Dara Torres, 45-Year-Old Parkland Native, Narrowly Misses Sixth Olympic Contest | The Daily Pulp | South Florida | Broward Palm Beach New Times | The Leading Independent News Source in Broward-Palm Beach, Florida


Dara Torres, 45-Year-Old Parkland Native, Narrowly Misses Sixth Olympic Contest

Dara Torres has competed in five Olympic games since 1984, won 12 medals, and set the American record in the 50-meter freestyle first at 15 years old and then again at 40. The New York Times described her as having "the perfect swimmer's body," hardly marked by age, "gangly, loose and cocky, like a teenage boy's." She tried again for the Olympics this time and missed qualifying by 0.09 seconds in that same event.

The lead in today's AP story is harsh: "Dara Torres is headed back to Florida to watch the Olympics on TV, like a lot of middle-aged folks."

In the course of setting three world records, including the 50-yard freestyle "splash and dash" that's her specialty, Torres hardly slowed down with age. This made her an unwitting poster child for middle-aged people who can still do things, and the media followed her more closely with every return to the Olympics, tracking her every wrinkle.

There's a "she's just like us" appeal too: the mom of a young child who lives in a subdivision in South Florida and occasionally drives the ol' minivan to the qualifying trials to break another record. Like ya do. All this sets her up for things like this covert and enthralling advertisement for chocolate milk:

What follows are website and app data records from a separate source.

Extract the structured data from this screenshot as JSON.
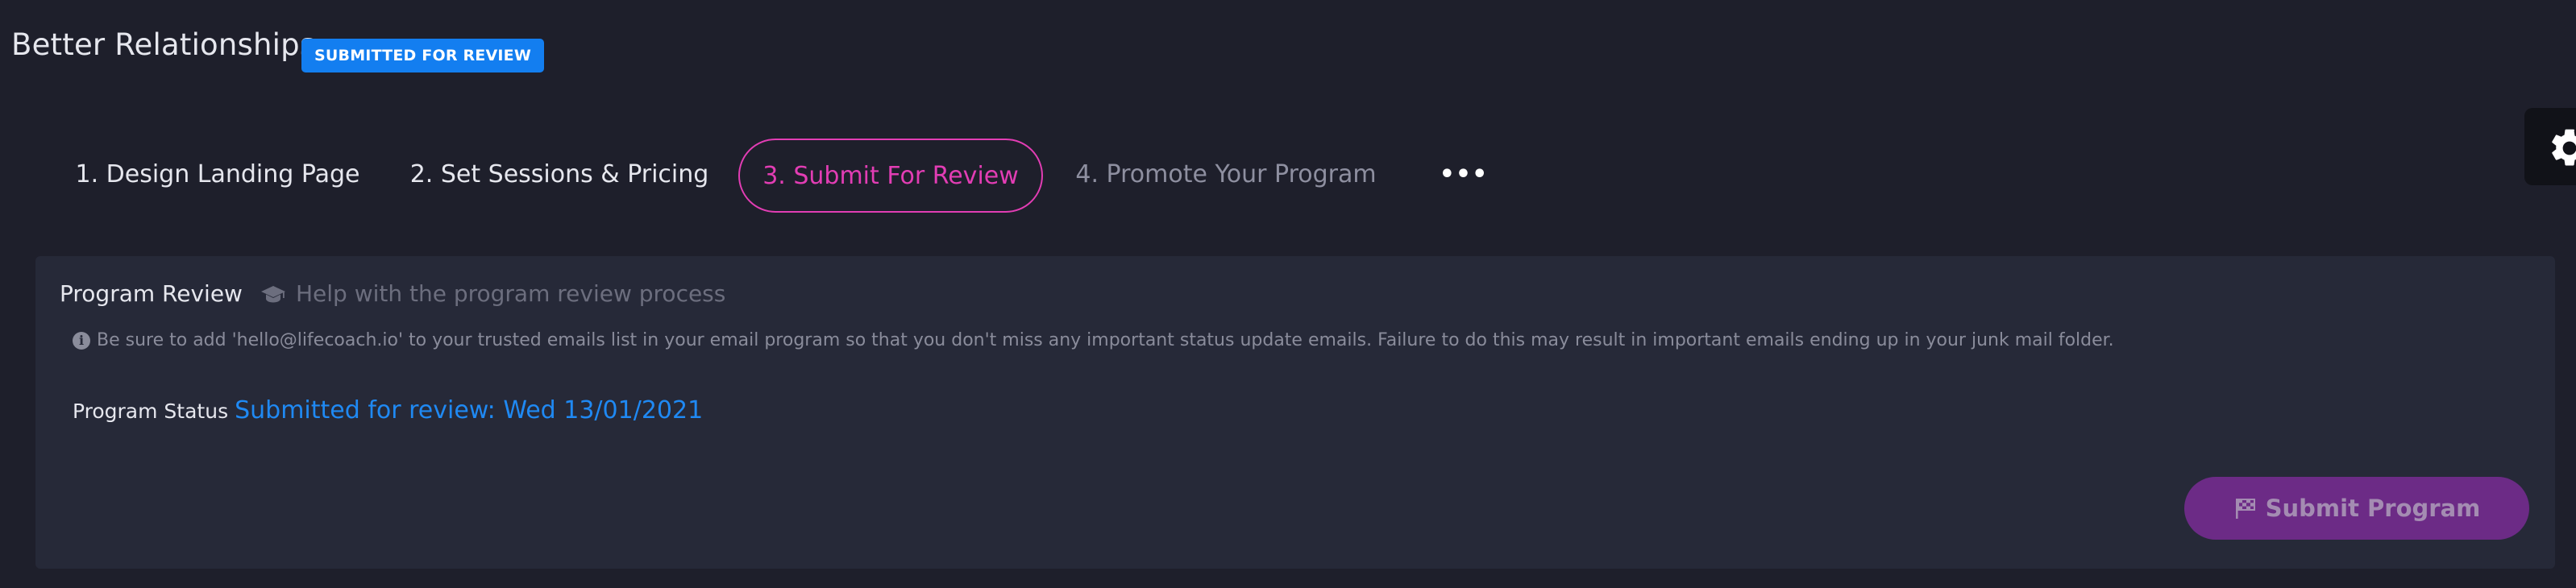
{
  "header": {
    "title": "Better Relationships",
    "badge": "SUBMITTED FOR REVIEW",
    "badge_color": "#137ef0"
  },
  "tabs": [
    {
      "label": "1. Design Landing Page",
      "state": "default"
    },
    {
      "label": "2. Set Sessions & Pricing",
      "state": "default"
    },
    {
      "label": "3. Submit For Review",
      "state": "active"
    },
    {
      "label": "4. Promote Your Program",
      "state": "disabled"
    },
    {
      "label": "•••",
      "state": "default"
    }
  ],
  "panel": {
    "title": "Program Review",
    "help_text": "Help with the program review process",
    "help_icon": "graduation-cap-icon",
    "notice": "Be sure to add 'hello@lifecoach.io' to your trusted emails list in your email program so that you don't miss any important status update emails. Failure to do this may result in important emails ending up in your junk mail folder.",
    "status_label": "Program Status",
    "status_value": "Submitted for review: Wed 13/01/2021",
    "submit_label": "Submit Program",
    "submit_icon": "flag-checkered-icon"
  },
  "colors": {
    "background": "#1e1f2b",
    "panel": "#262938",
    "accent_pink": "#e23db4",
    "status_blue": "#1f89f3",
    "submit_button": "#6c2b86"
  },
  "side_icon": "gear-icon"
}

Here are the results from yesterday's race, with Torres tied for a nonqualifying third.

She says this is the final attempt at the Olympics in her career. But if the alternative is lounging by the wading pool in Parkland with the other aging Floridians, swatting mosquitoes and dusting off the old medals, we wouldn't blame her for dreaming of a return in 2016.

KEEP NEW TIMES BROWARD-PALM BEACH FREE... Since we started New Times Broward-Palm Beach, it has been defined as the free, independent voice of South Florida, and we'd like to keep it that way. With local media under siege, it's more important than ever for us to rally support behind funding our local journalism. You can help by participating in our "I Support" program, allowing us to keep offering readers access to our incisive coverage of local news, food and culture with no paywalls.
Stefan Kamph
Contact: Stefan Kamph

Latest Stories